### PROBLEM DETAILS
Copy every line of the records below where the word "home" occurs.

### DATA PROVIDED
::::::::
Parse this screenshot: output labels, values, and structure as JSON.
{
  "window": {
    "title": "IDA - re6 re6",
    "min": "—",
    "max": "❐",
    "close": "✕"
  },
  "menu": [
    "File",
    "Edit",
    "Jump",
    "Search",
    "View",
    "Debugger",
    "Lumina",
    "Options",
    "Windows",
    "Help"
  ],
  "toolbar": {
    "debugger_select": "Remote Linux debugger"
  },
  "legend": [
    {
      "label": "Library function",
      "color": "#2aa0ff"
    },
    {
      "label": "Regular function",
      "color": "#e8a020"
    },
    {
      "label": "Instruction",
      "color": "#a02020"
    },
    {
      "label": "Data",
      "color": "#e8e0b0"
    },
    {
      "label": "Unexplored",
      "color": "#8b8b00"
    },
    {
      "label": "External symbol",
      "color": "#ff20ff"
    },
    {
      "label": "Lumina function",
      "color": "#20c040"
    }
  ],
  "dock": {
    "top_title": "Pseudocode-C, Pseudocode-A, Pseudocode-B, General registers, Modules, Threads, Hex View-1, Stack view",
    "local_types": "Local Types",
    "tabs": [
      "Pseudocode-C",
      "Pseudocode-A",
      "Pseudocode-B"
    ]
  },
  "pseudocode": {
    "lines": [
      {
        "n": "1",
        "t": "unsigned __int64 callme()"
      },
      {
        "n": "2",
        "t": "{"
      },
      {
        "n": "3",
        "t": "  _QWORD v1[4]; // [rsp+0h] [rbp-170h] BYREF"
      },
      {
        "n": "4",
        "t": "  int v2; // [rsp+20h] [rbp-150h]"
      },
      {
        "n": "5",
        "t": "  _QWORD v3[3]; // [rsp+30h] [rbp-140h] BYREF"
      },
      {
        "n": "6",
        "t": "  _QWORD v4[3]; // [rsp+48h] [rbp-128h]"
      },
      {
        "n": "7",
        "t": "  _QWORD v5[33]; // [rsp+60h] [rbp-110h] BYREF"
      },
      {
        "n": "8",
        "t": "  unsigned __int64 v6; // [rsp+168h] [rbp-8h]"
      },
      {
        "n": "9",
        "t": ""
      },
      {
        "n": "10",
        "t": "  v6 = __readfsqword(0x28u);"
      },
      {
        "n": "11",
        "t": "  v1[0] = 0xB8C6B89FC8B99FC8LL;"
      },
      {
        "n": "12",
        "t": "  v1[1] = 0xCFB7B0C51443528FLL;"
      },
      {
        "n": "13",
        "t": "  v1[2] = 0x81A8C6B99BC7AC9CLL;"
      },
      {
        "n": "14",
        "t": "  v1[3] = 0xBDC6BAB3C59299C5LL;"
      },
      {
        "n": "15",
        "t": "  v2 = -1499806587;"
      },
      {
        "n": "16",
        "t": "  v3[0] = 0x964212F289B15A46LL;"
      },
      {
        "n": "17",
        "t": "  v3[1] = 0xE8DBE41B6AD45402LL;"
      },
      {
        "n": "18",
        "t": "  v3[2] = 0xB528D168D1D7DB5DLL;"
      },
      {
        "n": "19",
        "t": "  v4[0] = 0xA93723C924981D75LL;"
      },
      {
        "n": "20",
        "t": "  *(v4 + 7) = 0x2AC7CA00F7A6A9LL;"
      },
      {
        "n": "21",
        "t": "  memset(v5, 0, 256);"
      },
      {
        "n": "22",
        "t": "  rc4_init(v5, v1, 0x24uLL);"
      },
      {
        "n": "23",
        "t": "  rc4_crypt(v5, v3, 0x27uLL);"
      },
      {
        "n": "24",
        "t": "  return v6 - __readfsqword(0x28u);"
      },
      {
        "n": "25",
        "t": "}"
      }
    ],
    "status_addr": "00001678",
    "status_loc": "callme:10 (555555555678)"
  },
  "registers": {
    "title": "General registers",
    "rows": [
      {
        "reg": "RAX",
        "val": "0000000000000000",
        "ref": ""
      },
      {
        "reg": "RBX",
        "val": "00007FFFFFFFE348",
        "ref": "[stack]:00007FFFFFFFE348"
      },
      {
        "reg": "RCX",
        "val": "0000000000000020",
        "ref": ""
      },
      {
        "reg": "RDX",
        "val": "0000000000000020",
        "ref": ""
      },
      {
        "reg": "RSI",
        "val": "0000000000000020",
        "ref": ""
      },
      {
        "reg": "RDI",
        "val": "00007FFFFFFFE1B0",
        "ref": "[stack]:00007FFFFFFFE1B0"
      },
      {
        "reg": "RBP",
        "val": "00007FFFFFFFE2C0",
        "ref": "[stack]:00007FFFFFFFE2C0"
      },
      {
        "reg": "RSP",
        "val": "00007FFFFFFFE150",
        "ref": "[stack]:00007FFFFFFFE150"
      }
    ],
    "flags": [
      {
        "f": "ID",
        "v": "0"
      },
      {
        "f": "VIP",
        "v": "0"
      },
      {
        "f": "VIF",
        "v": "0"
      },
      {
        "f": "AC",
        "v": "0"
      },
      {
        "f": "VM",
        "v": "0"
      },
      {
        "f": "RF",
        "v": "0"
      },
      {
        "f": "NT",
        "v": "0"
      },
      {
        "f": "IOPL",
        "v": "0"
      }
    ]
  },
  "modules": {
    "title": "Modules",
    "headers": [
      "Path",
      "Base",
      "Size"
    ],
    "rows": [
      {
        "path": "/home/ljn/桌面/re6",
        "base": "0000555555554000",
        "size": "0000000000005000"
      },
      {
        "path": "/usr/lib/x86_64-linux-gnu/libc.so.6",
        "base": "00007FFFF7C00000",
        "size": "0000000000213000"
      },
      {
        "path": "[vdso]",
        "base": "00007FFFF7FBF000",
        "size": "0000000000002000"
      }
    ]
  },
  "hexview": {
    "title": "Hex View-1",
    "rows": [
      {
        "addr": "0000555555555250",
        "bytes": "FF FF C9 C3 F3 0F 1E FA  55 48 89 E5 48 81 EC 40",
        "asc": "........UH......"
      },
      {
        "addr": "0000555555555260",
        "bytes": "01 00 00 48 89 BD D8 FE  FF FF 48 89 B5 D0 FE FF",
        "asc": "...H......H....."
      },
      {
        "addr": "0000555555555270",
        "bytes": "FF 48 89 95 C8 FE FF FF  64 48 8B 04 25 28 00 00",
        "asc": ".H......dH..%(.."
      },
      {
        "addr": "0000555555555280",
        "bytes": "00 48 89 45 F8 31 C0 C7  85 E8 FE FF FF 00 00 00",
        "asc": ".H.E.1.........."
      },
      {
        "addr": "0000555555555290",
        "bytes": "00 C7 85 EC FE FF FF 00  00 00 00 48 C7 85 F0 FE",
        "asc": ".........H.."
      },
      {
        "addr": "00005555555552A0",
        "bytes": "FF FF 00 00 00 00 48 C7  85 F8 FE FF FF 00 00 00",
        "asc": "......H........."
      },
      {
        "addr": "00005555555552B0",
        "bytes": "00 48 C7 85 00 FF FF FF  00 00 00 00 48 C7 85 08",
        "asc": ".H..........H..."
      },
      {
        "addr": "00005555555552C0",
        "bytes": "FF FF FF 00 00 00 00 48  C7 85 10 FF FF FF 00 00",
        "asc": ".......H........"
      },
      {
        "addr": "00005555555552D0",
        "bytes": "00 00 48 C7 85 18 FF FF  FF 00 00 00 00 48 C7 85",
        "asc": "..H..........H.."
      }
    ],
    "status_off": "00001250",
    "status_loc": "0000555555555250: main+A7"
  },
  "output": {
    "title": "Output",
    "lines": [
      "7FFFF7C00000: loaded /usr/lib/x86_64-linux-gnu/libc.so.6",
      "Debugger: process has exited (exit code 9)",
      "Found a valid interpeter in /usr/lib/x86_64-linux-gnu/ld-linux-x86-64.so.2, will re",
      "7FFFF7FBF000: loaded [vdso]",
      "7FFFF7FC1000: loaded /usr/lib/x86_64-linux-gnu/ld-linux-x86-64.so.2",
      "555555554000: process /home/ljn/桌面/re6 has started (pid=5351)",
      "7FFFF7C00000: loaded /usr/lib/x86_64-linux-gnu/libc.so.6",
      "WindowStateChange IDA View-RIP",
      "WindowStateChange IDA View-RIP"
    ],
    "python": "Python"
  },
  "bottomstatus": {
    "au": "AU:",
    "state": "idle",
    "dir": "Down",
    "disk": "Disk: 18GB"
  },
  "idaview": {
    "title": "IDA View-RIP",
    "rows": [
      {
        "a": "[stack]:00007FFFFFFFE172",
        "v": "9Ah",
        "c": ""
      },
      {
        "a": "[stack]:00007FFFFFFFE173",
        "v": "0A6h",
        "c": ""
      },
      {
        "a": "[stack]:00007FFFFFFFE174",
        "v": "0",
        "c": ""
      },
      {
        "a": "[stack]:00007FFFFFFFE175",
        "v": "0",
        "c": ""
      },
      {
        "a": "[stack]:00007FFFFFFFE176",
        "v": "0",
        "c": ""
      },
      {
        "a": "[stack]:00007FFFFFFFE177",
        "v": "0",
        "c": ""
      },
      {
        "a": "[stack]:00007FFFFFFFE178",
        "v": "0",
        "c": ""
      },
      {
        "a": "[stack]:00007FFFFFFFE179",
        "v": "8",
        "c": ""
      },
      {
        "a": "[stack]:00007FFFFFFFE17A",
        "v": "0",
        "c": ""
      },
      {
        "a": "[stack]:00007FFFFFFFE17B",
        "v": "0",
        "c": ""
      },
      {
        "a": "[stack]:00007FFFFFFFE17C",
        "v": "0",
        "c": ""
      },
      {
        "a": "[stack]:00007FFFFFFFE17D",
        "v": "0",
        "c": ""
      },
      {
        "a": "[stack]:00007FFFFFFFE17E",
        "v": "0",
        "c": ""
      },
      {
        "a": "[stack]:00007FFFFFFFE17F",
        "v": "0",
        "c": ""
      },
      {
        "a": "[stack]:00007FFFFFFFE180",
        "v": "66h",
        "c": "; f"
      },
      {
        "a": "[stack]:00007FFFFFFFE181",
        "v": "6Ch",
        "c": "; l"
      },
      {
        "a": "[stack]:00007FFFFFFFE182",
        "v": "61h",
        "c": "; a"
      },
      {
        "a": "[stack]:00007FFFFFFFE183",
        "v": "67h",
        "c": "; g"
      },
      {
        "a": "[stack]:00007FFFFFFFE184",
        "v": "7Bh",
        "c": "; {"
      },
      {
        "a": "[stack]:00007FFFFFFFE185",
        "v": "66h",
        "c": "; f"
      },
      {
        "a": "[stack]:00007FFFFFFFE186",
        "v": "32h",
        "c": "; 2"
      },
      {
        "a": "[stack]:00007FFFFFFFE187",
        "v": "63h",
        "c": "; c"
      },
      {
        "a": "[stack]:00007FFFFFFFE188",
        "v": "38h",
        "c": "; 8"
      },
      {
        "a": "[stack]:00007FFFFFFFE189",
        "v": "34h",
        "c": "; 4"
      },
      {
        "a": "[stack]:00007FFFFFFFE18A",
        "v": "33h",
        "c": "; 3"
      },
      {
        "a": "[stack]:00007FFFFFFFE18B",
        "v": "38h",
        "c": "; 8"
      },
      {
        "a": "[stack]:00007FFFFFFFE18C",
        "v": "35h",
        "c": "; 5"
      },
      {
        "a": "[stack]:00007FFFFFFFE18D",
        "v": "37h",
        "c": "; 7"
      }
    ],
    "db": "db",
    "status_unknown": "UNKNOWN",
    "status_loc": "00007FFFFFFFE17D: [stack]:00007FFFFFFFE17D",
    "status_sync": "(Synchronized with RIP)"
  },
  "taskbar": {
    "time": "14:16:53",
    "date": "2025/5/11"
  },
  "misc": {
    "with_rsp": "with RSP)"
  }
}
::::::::
### WRITTEN ANSWER
        "path": "/home/ljn/桌面/re6",
      "555555554000: process /home/ljn/桌面/re6 has started (pid=5351)",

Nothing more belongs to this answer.